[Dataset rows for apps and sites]
--------
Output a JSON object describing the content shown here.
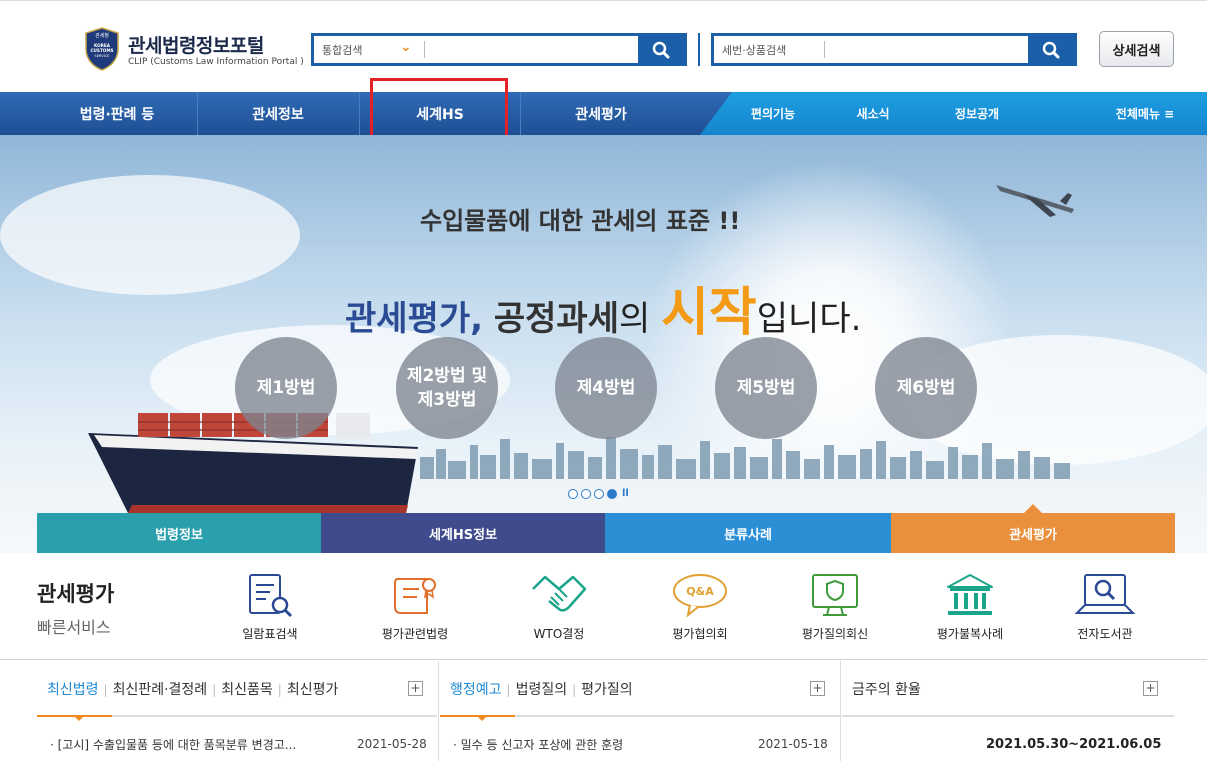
{
  "header": {
    "logo_title": "관세법령정보포털",
    "logo_subtitle": "CLIP (Customs Law Information Portal )",
    "emblem_top": "관세청",
    "emblem_text1": "KOREA",
    "emblem_text2": "CUSTOMS",
    "emblem_text3": "SERVICE",
    "search1_select": "통합검색",
    "search2_select": "세번·상품검색",
    "detail_search": "상세검색"
  },
  "nav": {
    "items": [
      "법령·판례 등",
      "관세정보",
      "세계HS",
      "관세평가"
    ],
    "sub_items": [
      "편의기능",
      "새소식",
      "정보공개"
    ],
    "all_menu": "전체메뉴 ≡"
  },
  "banner": {
    "tagline": "수입물품에 대한 관세의 표준 !!",
    "main_blue": "관세평가,",
    "main_dark": "공정과세",
    "main_light": "의",
    "main_orange": "시작",
    "main_end": "입니다.",
    "circles": [
      "제1방법",
      "제2방법 및 제3방법",
      "제4방법",
      "제5방법",
      "제6방법"
    ],
    "slides": 4,
    "active_slide": 4
  },
  "category_tabs": [
    "법령정보",
    "세계HS정보",
    "분류사례",
    "관세평가"
  ],
  "quick": {
    "title": "관세평가",
    "subtitle": "빠른서비스",
    "items": [
      "일람표검색",
      "평가관련법령",
      "WTO결정",
      "평가협의회",
      "평가질의회신",
      "평가불복사례",
      "전자도서관"
    ]
  },
  "news1": {
    "tabs": [
      "최신법령",
      "최신판례·결정례",
      "최신품목",
      "최신평가"
    ],
    "row_text": "· [고시] 수출입물품 등에 대한 품목분류 변경고...",
    "row_date": "2021-05-28"
  },
  "news2": {
    "tabs": [
      "행정예고",
      "법령질의",
      "평가질의"
    ],
    "row_text": "· 밀수 등 신고자 포상에 관한 훈령",
    "row_date": "2021-05-18"
  },
  "exchange": {
    "title": "금주의 환율",
    "period": "2021.05.30~2021.06.05"
  },
  "colors": {
    "nav_blue": "#1f4f93",
    "accent_orange": "#f39a16",
    "highlight_red": "#e32228"
  }
}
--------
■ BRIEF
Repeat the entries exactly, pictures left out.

■ YOUR RESPONSE
Output a JSON object describing the content shown here.
{
  "header": {
    "logo_title": "관세법령정보포털",
    "logo_subtitle": "CLIP (Customs Law Information Portal )",
    "emblem_top": "관세청",
    "emblem_text1": "KOREA",
    "emblem_text2": "CUSTOMS",
    "emblem_text3": "SERVICE",
    "search1_select": "통합검색",
    "search2_select": "세번·상품검색",
    "detail_search": "상세검색"
  },
  "nav": {
    "items": [
      "법령·판례 등",
      "관세정보",
      "세계HS",
      "관세평가"
    ],
    "sub_items": [
      "편의기능",
      "새소식",
      "정보공개"
    ],
    "all_menu": "전체메뉴 ≡"
  },
  "banner": {
    "tagline": "수입물품에 대한 관세의 표준 !!",
    "main_blue": "관세평가,",
    "main_dark": "공정과세",
    "main_light": "의",
    "main_orange": "시작",
    "main_end": "입니다.",
    "circles": [
      "제1방법",
      "제2방법 및 제3방법",
      "제4방법",
      "제5방법",
      "제6방법"
    ],
    "slides": 4,
    "active_slide": 4
  },
  "category_tabs": [
    "법령정보",
    "세계HS정보",
    "분류사례",
    "관세평가"
  ],
  "quick": {
    "title": "관세평가",
    "subtitle": "빠른서비스",
    "items": [
      "일람표검색",
      "평가관련법령",
      "WTO결정",
      "평가협의회",
      "평가질의회신",
      "평가불복사례",
      "전자도서관"
    ]
  },
  "news1": {
    "tabs": [
      "최신법령",
      "최신판례·결정례",
      "최신품목",
      "최신평가"
    ],
    "row_text": "· [고시] 수출입물품 등에 대한 품목분류 변경고...",
    "row_date": "2021-05-28"
  },
  "news2": {
    "tabs": [
      "행정예고",
      "법령질의",
      "평가질의"
    ],
    "row_text": "· 밀수 등 신고자 포상에 관한 훈령",
    "row_date": "2021-05-18"
  },
  "exchange": {
    "title": "금주의 환율",
    "period": "2021.05.30~2021.06.05"
  },
  "colors": {
    "nav_blue": "#1f4f93",
    "accent_orange": "#f39a16",
    "highlight_red": "#e32228"
  }
}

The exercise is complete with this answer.